- [Data in this exercise]
++++

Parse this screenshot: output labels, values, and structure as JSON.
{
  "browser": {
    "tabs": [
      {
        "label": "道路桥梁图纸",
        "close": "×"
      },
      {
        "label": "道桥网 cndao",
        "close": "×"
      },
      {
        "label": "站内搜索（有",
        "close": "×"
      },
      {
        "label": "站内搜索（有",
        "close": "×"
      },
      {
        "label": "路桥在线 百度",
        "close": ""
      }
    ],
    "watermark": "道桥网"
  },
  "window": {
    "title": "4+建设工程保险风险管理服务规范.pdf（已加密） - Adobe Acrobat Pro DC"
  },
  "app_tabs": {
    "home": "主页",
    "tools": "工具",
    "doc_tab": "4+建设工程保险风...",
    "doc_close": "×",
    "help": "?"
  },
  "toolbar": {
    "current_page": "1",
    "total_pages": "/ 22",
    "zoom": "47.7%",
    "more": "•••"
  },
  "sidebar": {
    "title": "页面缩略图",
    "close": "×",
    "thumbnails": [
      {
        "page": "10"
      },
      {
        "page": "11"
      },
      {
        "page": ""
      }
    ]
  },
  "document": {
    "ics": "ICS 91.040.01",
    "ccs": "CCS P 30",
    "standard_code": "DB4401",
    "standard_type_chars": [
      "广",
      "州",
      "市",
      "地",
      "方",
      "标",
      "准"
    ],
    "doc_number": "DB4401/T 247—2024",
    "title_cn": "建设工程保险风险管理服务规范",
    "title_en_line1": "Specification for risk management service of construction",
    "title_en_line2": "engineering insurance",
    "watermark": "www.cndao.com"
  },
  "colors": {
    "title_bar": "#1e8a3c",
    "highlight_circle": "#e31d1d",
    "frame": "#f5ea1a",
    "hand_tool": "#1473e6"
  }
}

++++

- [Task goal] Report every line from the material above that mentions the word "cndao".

- [Task solution]
        "label": "道桥网 cndao",
    "watermark": "www.cndao.com"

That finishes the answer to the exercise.